Before Leo Sanchez will talk about his farm, he has to ask: “Do you like the website?” The owner of Lazy Millennial Farms designed it himself. It took a Squarespace subscription and two months of intermittent work to get things up and running.
“I like it,” I say. The leafy greens—lovingly raised and carefully Instagrammed—look great. Online registration and payment for the farm’s CSA, which guarantees customers a share of the seasonal produce, makes the whole thing easy. And instead of simply clicking “confirm,” the newsletter subscription button reads “KALE YEAH.”
Satisfied with my response, Sanchez is ready to get down to business. The 26-year-old farmer launches into an animated description of the density of his lettuce beds; the value of veganics, a nascent method of cultivating plants without animal-based fertilizers; and the ceaseless, indefatigable weeds, which will happily crowd out Sanchez’s crops if he doesn’t kill them first.
Besides the name, there’s a lot about Sanchez and his Salinas, California farm that seems unusual. At about an acre, it’s small—smaller than some people's backyards. The national average farm size is around 440 acres. At 26, Sanchez is a young proprietor. Since the 1980s, the average age of farmers has risen in every USDA Agricultural Census. Currently, it hovers around 58 years old. And Sanchez’s constant tinkering with everything from seeding techniques out in the field to the promotion and sale of his produce online is evidence of an experimental approach, not dictated by the confines of conventional, large-scale agriculture.
While farming is often difficult for both the body and mind, Sanchez says he and many of his fellow young farmers (roughly defined as farmers under 35) are motivated by a desire to set a new standard for agriculture. Many of them are starting small with the hope of refining their climate-conscious practices and slowly working to scale them over time. To do this, young farmers are employing a bevy of technologies, some new and some… not so new.
In 2017, venture capitalists and others invested approximately $1.5 billion dollars in the "ag tech" industry, according to TechCrunch. Areas of focus included artificial intelligence, which could increase automation and lower costs on large-scale farms, as well as “biologicals,” or natural supplements to crop production, which international conglomerates like Monsanto hope will provide environmentally-friendly alternatives to its heavy-duty chemical products like Roundup.
But many of these products aren’t within reach for small-scale farmers like Sanchez. Those with just a few acres have to think a little more creatively to get the job done.

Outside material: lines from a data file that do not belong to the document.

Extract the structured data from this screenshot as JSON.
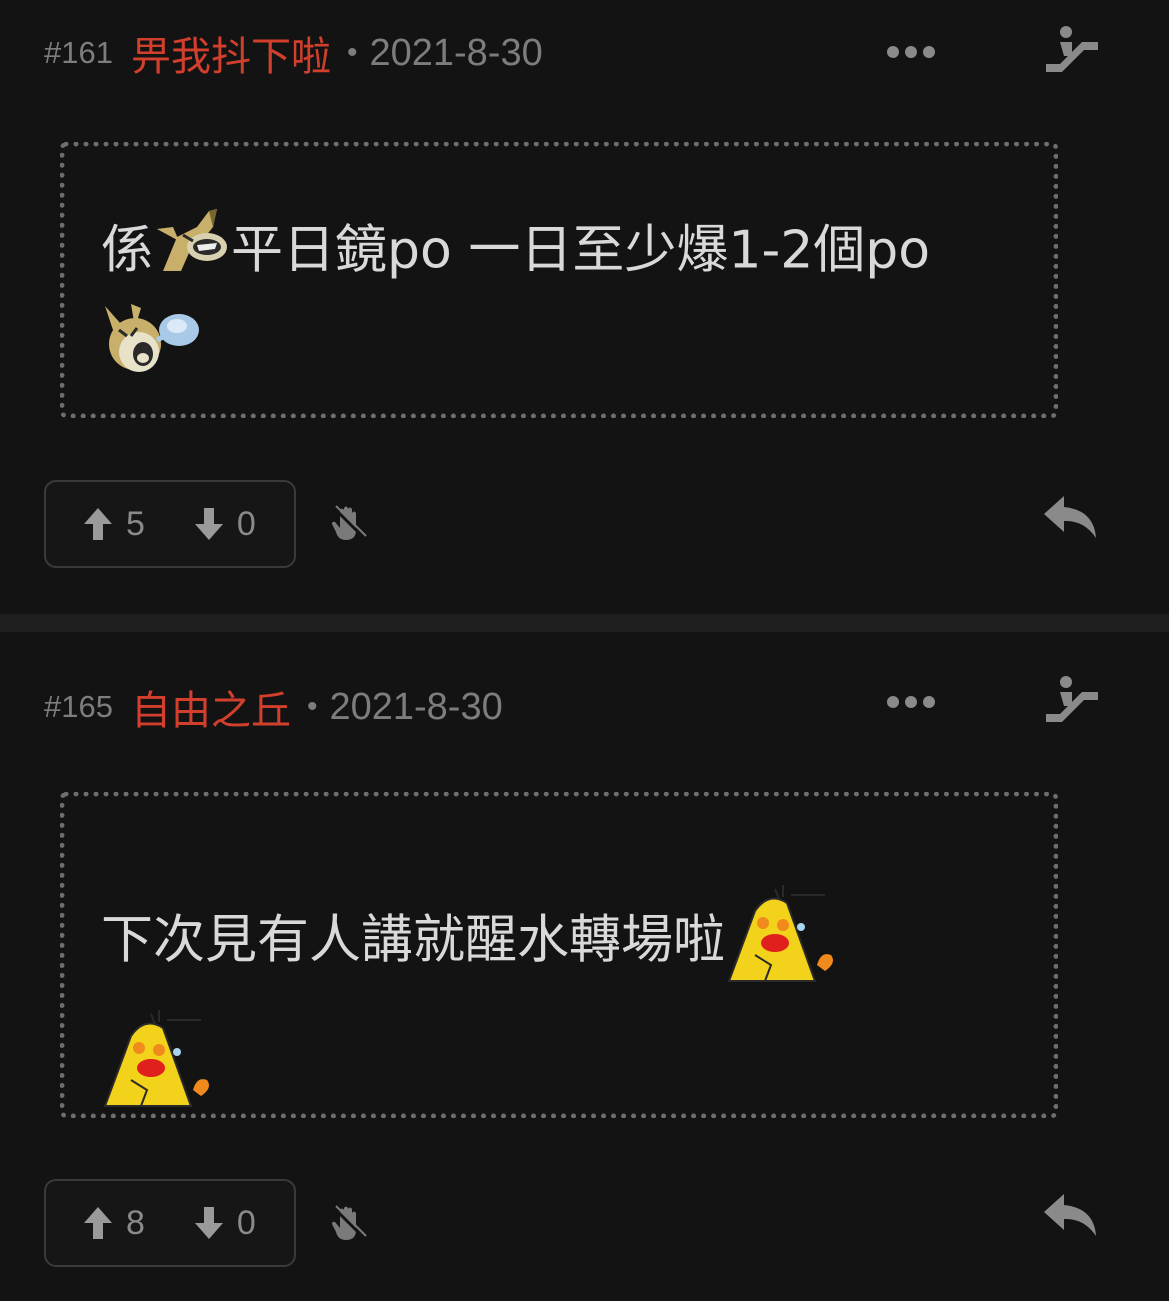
{
  "posts": [
    {
      "floor": "#161",
      "username": "畀我抖下啦",
      "separator": "•",
      "date": "2021-8-30",
      "content_line1_pre": "係",
      "content_line1_post": "平日鏡po 一日至少爆1-2個po",
      "upvotes": "5",
      "downvotes": "0",
      "emoji_icons": [
        "horse-laughing-emoji-icon",
        "horse-sneezing-emoji-icon"
      ]
    },
    {
      "floor": "#165",
      "username": "自由之丘",
      "separator": "•",
      "date": "2021-8-30",
      "content_line1": "下次見有人講就醒水轉場啦",
      "upvotes": "8",
      "downvotes": "0",
      "emoji_icons": [
        "yellow-chick-laughing-emoji-icon",
        "yellow-chick-laughing-emoji-icon"
      ]
    }
  ],
  "colors": {
    "background": "#131313",
    "username": "#d23f2d",
    "meta": "#7d7d7d",
    "text": "#d9d9d9",
    "border": "#6e6e6e"
  }
}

Lindsey Lusher Shute is the executive director of the National Young Farmers Coalition, an organization she helped to establish upstate New York in 2010. With chapters now in nearly 30 states (including the District of Columbia), the coalition seeks to connect new farmers to training, land, and jobs. It also advances a policy platform, which encompasses things like helping young farmers navigate student loans. She says that the young farmers she knows are guided by their love of agriculture—and aided by their technology savvy. To find inexpensive and appropriately-sized tools, they collaborate, innovate, and retrofit whatever’s available to them.
Many farmers look to the history books for solid if somewhat forgotten advice. Lusher Shute and her husband own a Allis-Chalmers Model G tractor, which looks more like a neon pedal boat than farm equipment. But they’ve turned their machine, which was constructed sometime between 1948 and 1955, into an electric vehicle. “We see a lot of this hybrid[ization]—of taking the best from previous generations of farming,” she says.
Retrofitting allows small-scale farmers to buy something relatively cheap at an estate sale or on eBay and turn it into a modern tool. In the case of the Allis-Chalmers Model G tractor, it was less expensive than a new machine, and with a bit of work, its owners made it totally silent and emission-free.
Sometimes the old stuff just works better, or more efficiently. Lusher Shute says she recently watched an Instagram video of young farmers using a horse to help them tend to their fields instead of a modern—or refurbished—tractor. “They’re not doing it because they want to go back 100 years,” she says. “They’re doing it because they understand the challenges we’re facing here in 2018.”
Read the full article here: https://www.popsci.com/farming-technology-millenials